While granting Mrs Hutchison an audience, Pope Gregory asked what she would like as a gift. Mrs Hutchison replied that she would like the relics of a saint for her “eldest daughter", meaning the community of St Margaret's.
The reliquary of St Crescentia was designed by Augustus WN Pugin and made by Messrs Bonnar and Carfraw under the supervision of Bishop Gillis.
The Latin on it reads: "Precious in the sight of the Lord is the death of his holy ones."
St Crescentia, pray for us!
Altar servers make history
Altar servers made history by becoming the first members of the Guild of St Cuthbert in the Archdiocese of St Andrews & Edinburgh.
Nearly 150 attended the Gillis Centre, Edinburgh, in brilliant sunshine last Saturday. They enjoyed training, testimonials and games before attending Mass together in St Margaret’s Chapel.
Named after a local saint, the guild encourages and rewards faithful altar servers throughout the Archdiocese.
To qualify for membership, each altar server had to serve at ten Sunday Masses, attend a training session and write a short essay. Just over 100 of them were awarded a medal featuring the St Cuthbert’s Cross.
Archbishop Leo Cushley said: “It was a real blessing to see so many young people happy to serve the Lord and being an example to their peers and their parents.
“This was a great day, full of fun.”
Father Daniel Doherty, Vicar Episcopal for Catechism, said: “There were servers from the four corners of the Archdiocese. It’s so uplifting and encouraging to see such a great turnout.”
Enthusiastic group on the road to teaching the faith
More pupils will benefit from learning the faith as a group of teachers earn their Catholic Teaching Certificate.

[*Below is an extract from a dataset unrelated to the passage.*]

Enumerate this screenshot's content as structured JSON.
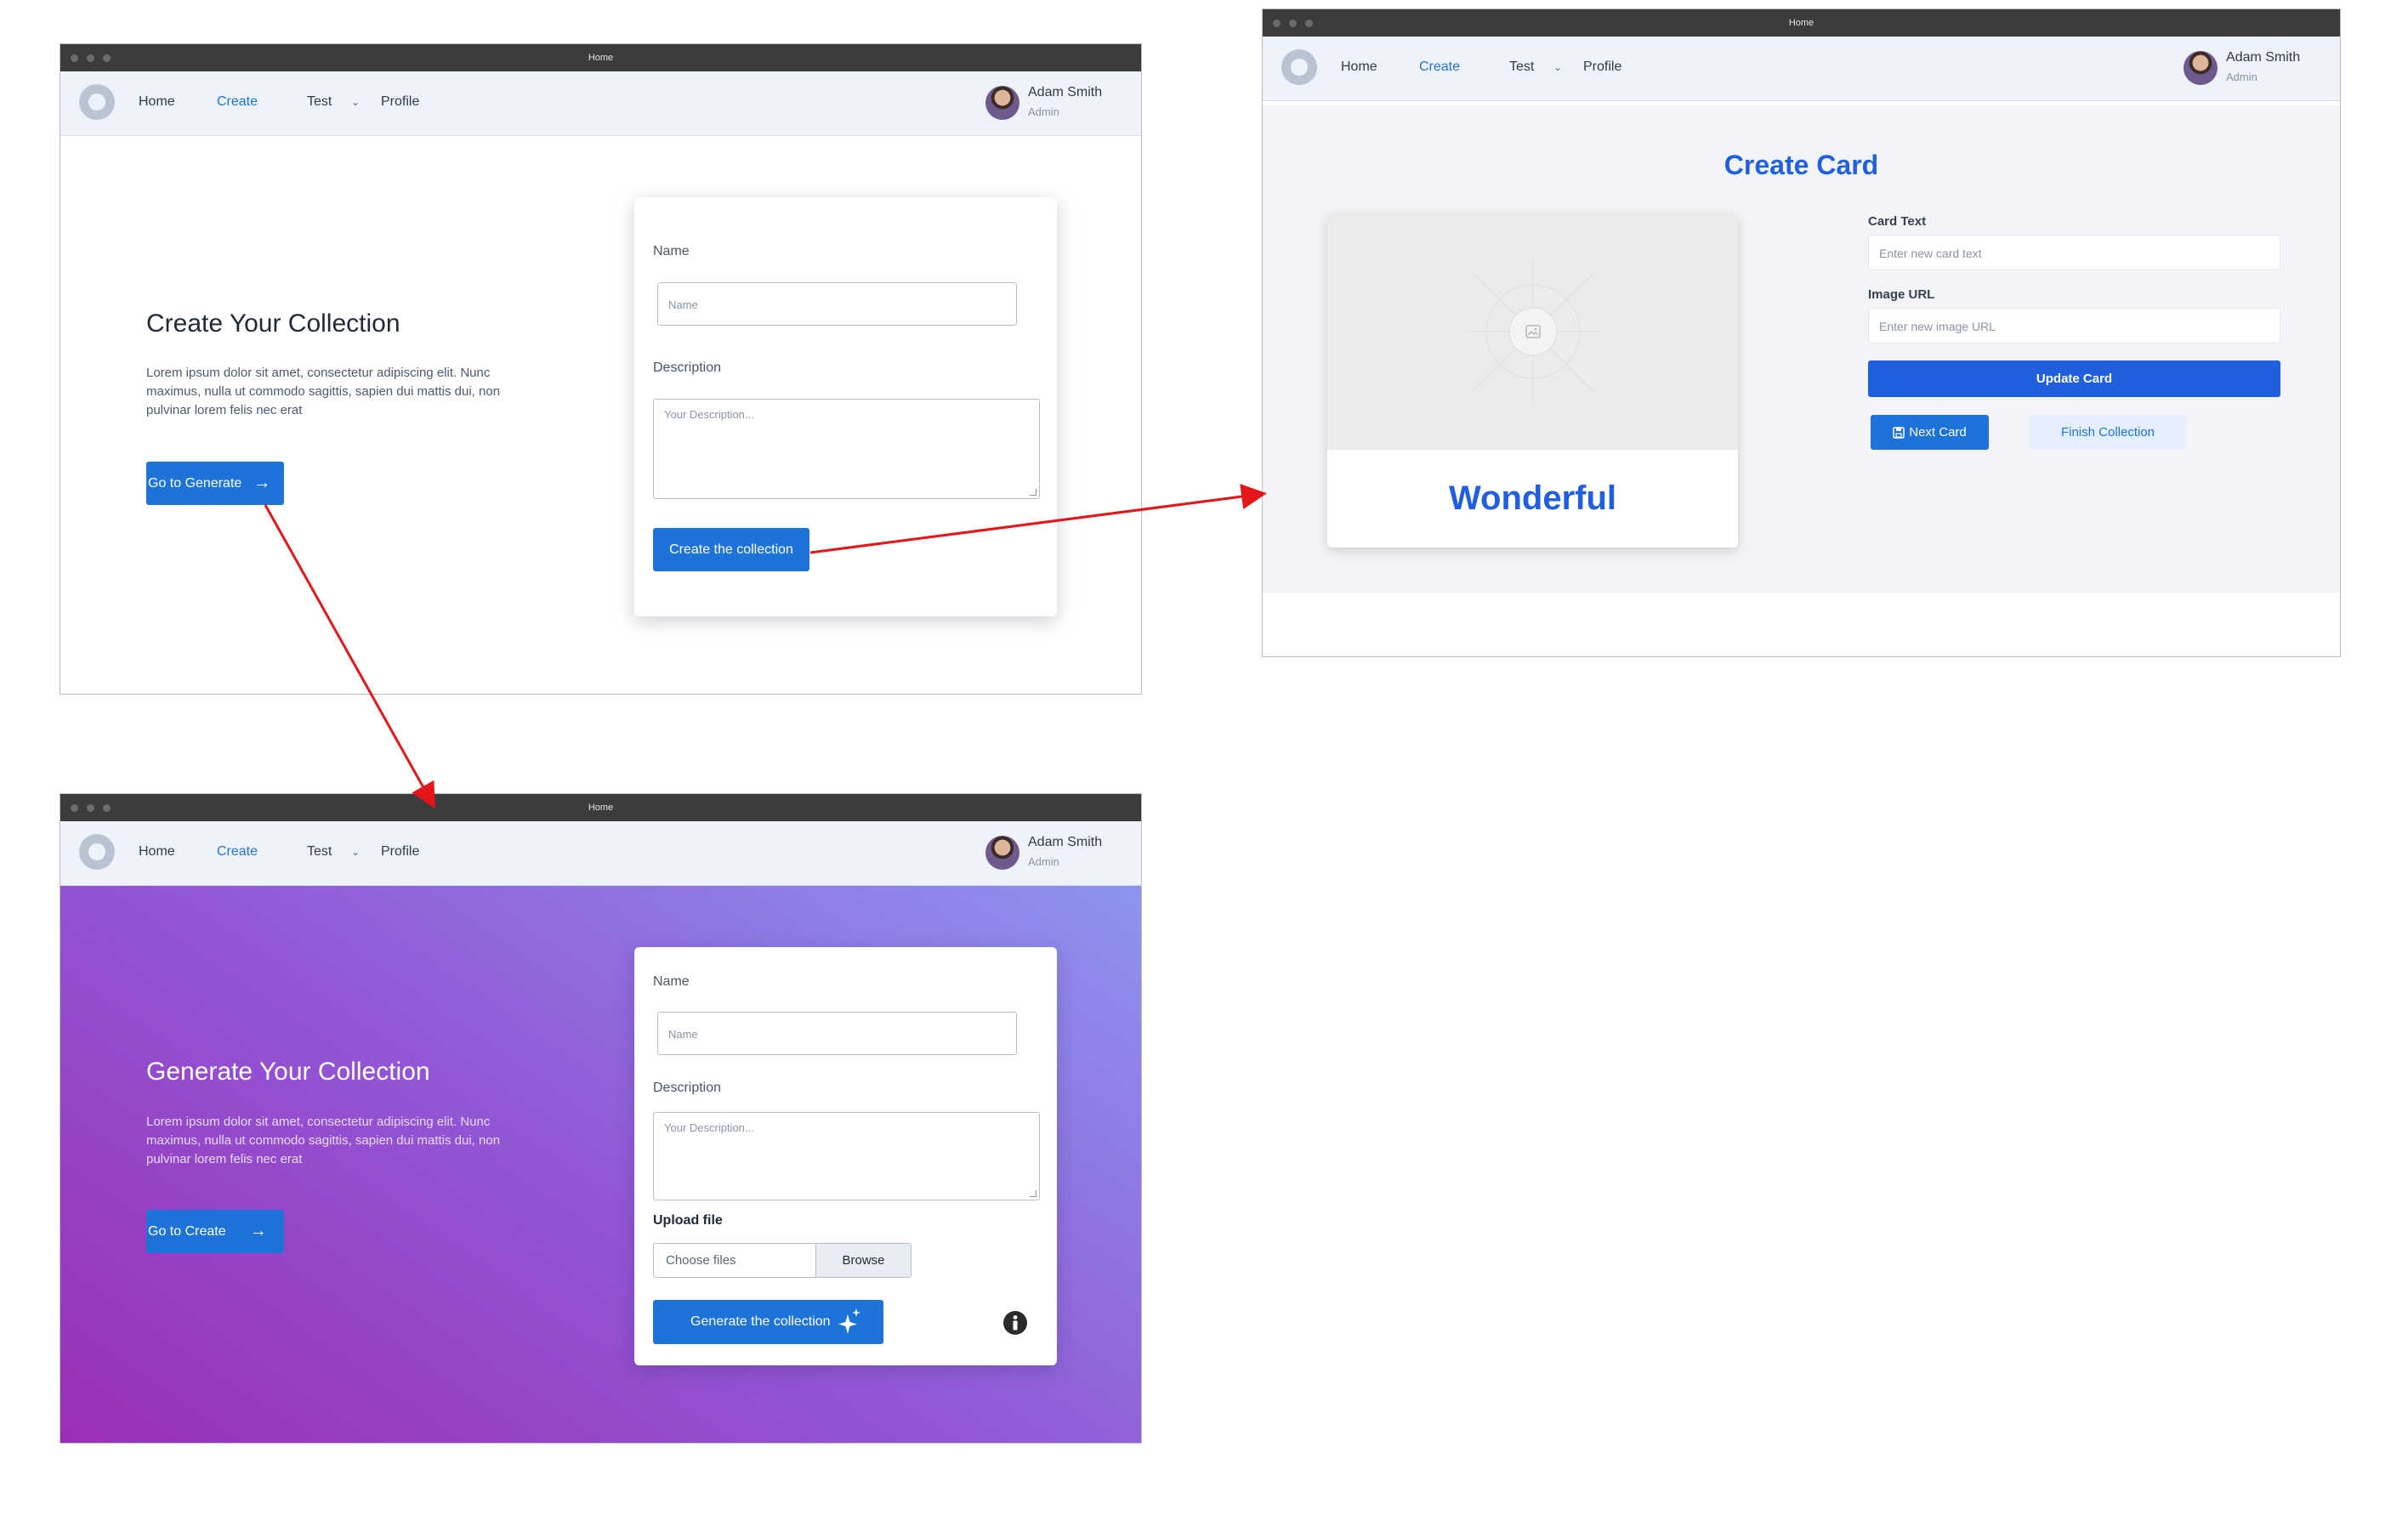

They attended the Gillis Centre in Edinburgh for the ‘Setting Out on the Road’ course, delivered by The St Andrew’s Foundation at the University of Glasgow.
The Foundation is responsible for Catholic Teacher Education in Scotland and its courses develop and promote Catholic teaching in schools across the country. Dr Roisín Coll, Director of the Foundation, said: "We are delighted to be teaching this course here in Edinburgh and continuing our work to ensure that there are appropriately qualified teachers for our schools. The hospitality and support from the Archdiocese has been wonderful."

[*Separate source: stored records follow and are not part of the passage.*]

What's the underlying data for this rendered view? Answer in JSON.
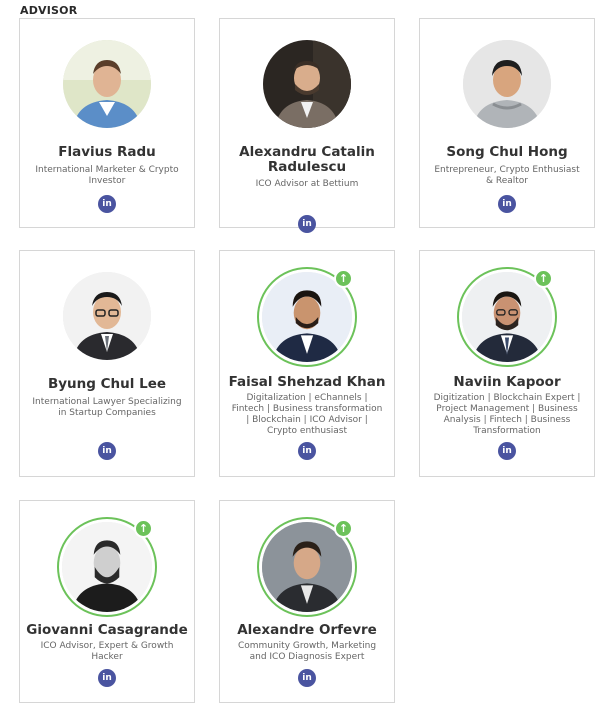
{
  "section": {
    "title": "ADVISOR"
  },
  "advisors": [
    {
      "name": "Flavius Radu",
      "title": "International Marketer & Crypto Investor",
      "social": "in",
      "verified": false
    },
    {
      "name": "Alexandru Catalin Radulescu",
      "title": "ICO Advisor at Bettium",
      "social": "in",
      "verified": false
    },
    {
      "name": "Song Chul Hong",
      "title": "Entrepreneur, Crypto Enthusiast & Realtor",
      "social": "in",
      "verified": false
    },
    {
      "name": "Byung Chul Lee",
      "title": "International Lawyer Specializing in Startup Companies",
      "social": "in",
      "verified": false
    },
    {
      "name": "Faisal Shehzad Khan",
      "title": "Digitalization | eChannels | Fintech | Business transformation | Blockchain | ICO Advisor | Crypto enthusiast",
      "social": "in",
      "verified": true
    },
    {
      "name": "Naviin Kapoor",
      "title": "Digitization | Blockchain Expert | Project Management | Business Analysis | Fintech | Business Transformation",
      "social": "in",
      "verified": true
    },
    {
      "name": "Giovanni Casagrande",
      "title": "ICO Advisor, Expert & Growth Hacker",
      "social": "in",
      "verified": true
    },
    {
      "name": "Alexandre Orfevre",
      "title": "Community Growth, Marketing and ICO Diagnosis Expert",
      "social": "in",
      "verified": true
    }
  ],
  "icons": {
    "social": "linkedin-icon",
    "badge": "arrow-up-icon",
    "badge_glyph": "↑"
  },
  "colors": {
    "badge": "#6cc25a",
    "linkedin": "#4a54a0",
    "name": "#333333",
    "title": "#666666",
    "border": "#d6d6d6"
  }
}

Eileen Rafferty, RE advisor for Schools in the Archdiocese of St Andrews & Edinburgh, said: “This is the first time the Catholic Teaching Certificate via the Setting Out on the Road course has been delivered in Edinburgh.
“It equips those taking part to teach and explain the Catholic faith. We now look forward to a continuation of this fruitful partnership in years to come.”
Megan McGhee, a teacher at St Andrew’s Primary in Dundee, agreed, saying: “Children can often come up with bizarre questions, so today we’ve been learning about the Word of God and how to portray and explain this to them."
Paul Flanigan, a teacher at St Parick’s Primary in Denny, agreed saying: “The questions can also be quite deep so it’s important to be equipped with an understanding to give the right answers.”
Ellen McBride, Honorary Teaching Fellow of the University of Glasgow, said: “This group are enthusiastic and willing to learn. We need people like that - who know their faith and who are confident and willing to share it.”
This Saturday: come to our music day!
How important is music to Mass?
"It's a really a crucial aspect of the liturgy," says Michael Ferguson, Director of Music at St Mary's Catholic Cathedral in Edinburgh. "It add to the holiness of Mass and the majesty of the liturgy."
That's why he's joining James Greechan, Director of Music at St Patrick's, Kilsyth, to host this special free event. It's for anyone who contributes (or wants to contribute) music to Mass, either by singing, leading a choir or playing an instrument.
Our Living Church Music event is this Saturday at the Gillis Centre in Edinburgh. All abilities welcome! pic.twitter.com/uhUNApqCI3